By Siham Ali
By Siham Ali
Rabat, May 20, 2012
Moroccan Prime Minister Abdelilah Benkirane reiterated Tuesday (May 15th) that his government would not go ahead with direct recruitment of unemployed graduates.
The head of government said it was against the constitution to recruit directly into the civil service and that the private sector should employ the maximum number of citizens. The statement was the latest part of a continuing tussle between the government and unemployed graduates in the kingdom.
Sit-ins and marches have been a frequent occurrence outside Parliament since the original announcement of the move last month. The prime minister has left it up to the government general secretariat to make an official pronouncement on the legal aspects of the measure introduced by his predecessor, Abbas El Fassi.
In a bid to pacify unemployed graduates, El Fassi had signed an agreement with leaders of unemployed young people in April 2011, promising to incorporate them directly into the administration.
Communications Minister and government spokesman Mustapha El Khalfi suggested April 12th that direct integration was not possible from a legal point of view, given that Article 31 of the Constitution clearly states that “the state, public establishments and local authorities shall do everything in their power to facilitate citizens’ equal access to conditions enabling them to exercise their right to access the civil service based on merit”.
Unemployed graduates, who have organised themselves into four groups representing nearly 3,000 young people, held a meeting with Benkirane on April 9th. Following that, they took their case to the National Human Rights Advisory Council. That institution’s general secretary, Mohamed Sebbar, stated the government was under an obligation to honour the previous commitments on the issue.
Authenticity and Modernity Party MP Hakim Benchemmass said the government should grasp the full extent of the commitment. He noted the previous commitment was made by Benkirane’s chief ally in the governing coalition, the Istiqlal party, whose general secretary is none other than the former prime minister.
Among the graduates, there is a clear determination not to make concessions. Mohamed Sekkal, the general co-ordinator of the unemployed graduates’ national joint committee, said that the committees were determined to fight on and demonstrate peacefully in order to have their demands on direct employment met, especially considering their signed commitment from Abbas El Fassi.
The government has come up with a number of mechanisms to promote youth employment, particularly by encouraging job creation within local associations and offering grants to fund training for the long-term unemployed. The government is also pinning its hopes on self-employment, simplifying procedures and improving access to finance.
According to Chafik Rachadi, who chairs the parliamentary group of the National Rally of Independents, his party will soon bring forward a bill to deal with the problem of unemployment. The proposals on the “self-enterprise system” known as “Bidaya” (start) include simplified administrative, fiscal and social measures.
Despite all the declarations made by the government, the unemployed graduate joint committees want only one solution – non-competitive entry into the civil service.

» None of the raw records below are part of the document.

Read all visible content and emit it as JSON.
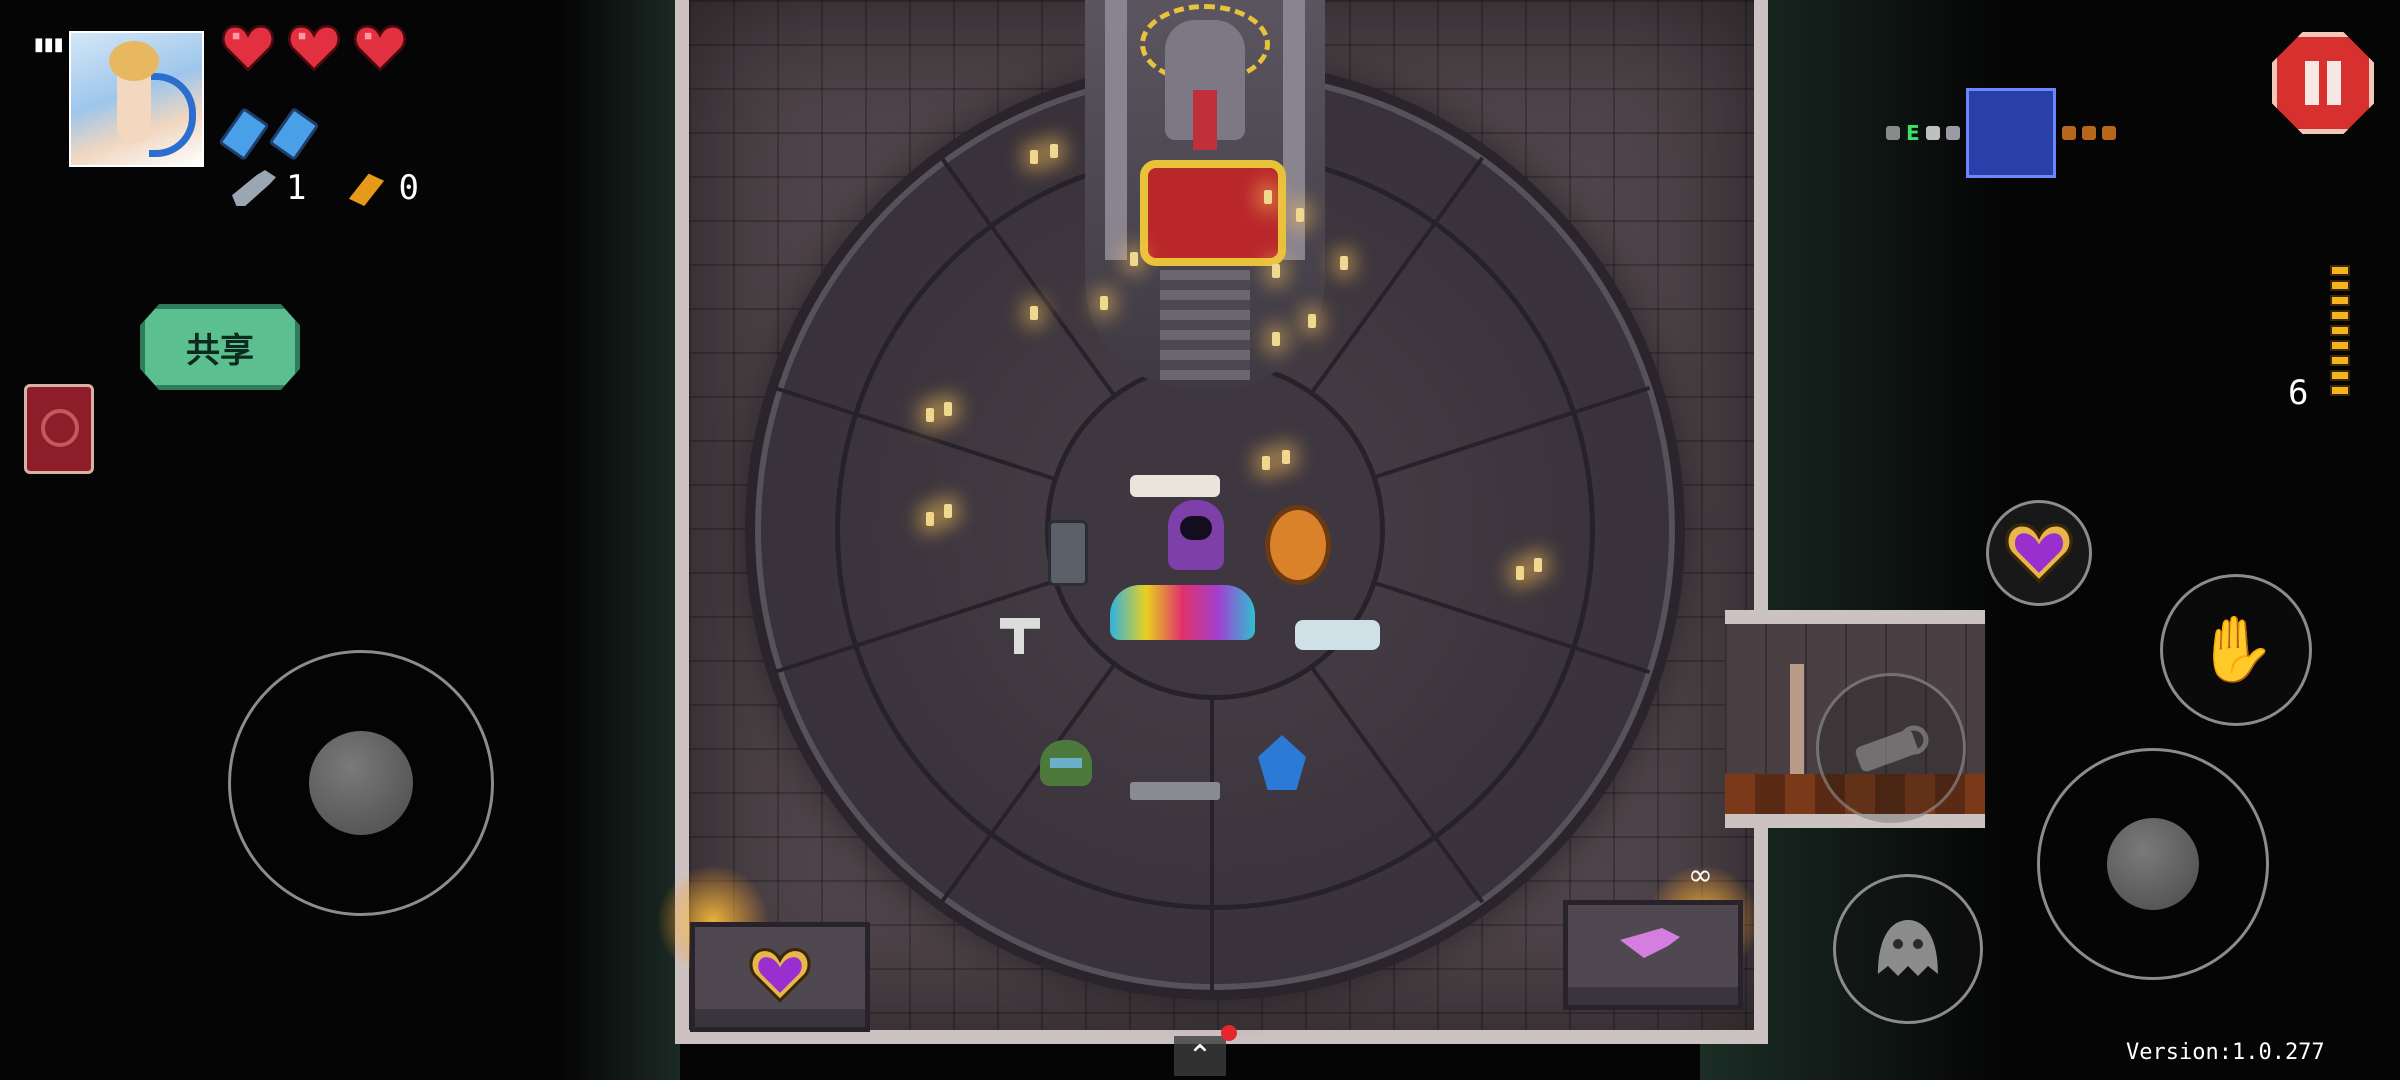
{
  "hud": {
    "health_hearts": 3,
    "energy_count": 2,
    "keys_count": "1",
    "shells_count": "0",
    "share_label": "共享",
    "ammo_count": "6",
    "version_text": "Version:1.0.277",
    "infinity_symbol": "∞"
  },
  "icons": {
    "signal": "signal-icon",
    "avatar": "player-avatar",
    "heart": "heart-icon",
    "energy": "energy-icon",
    "key": "key-icon",
    "shell": "shell-icon",
    "book": "book-icon",
    "pause": "pause-icon",
    "hand": "hand-icon",
    "ghost": "ghost-icon",
    "up_arrow": "chevron-up-icon"
  },
  "colors": {
    "heart": "#e23040",
    "energy": "#4aa0e8",
    "share_button": "#5bbf90",
    "pause_button": "#d8302e",
    "minimap_current_room": "#2b3fa8",
    "ammo": "#f5b31e"
  },
  "game": {
    "ammo_bar_segments": 9
  }
}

Many young people are afraid of taking work in the private sector or setting up their own business. According to sociologist Samira Kassimi, the time has come to change this mind-set, which has been deeply rooted in the Moroccan psyche for years; a mind-set which says that stability can only be found in the civil service.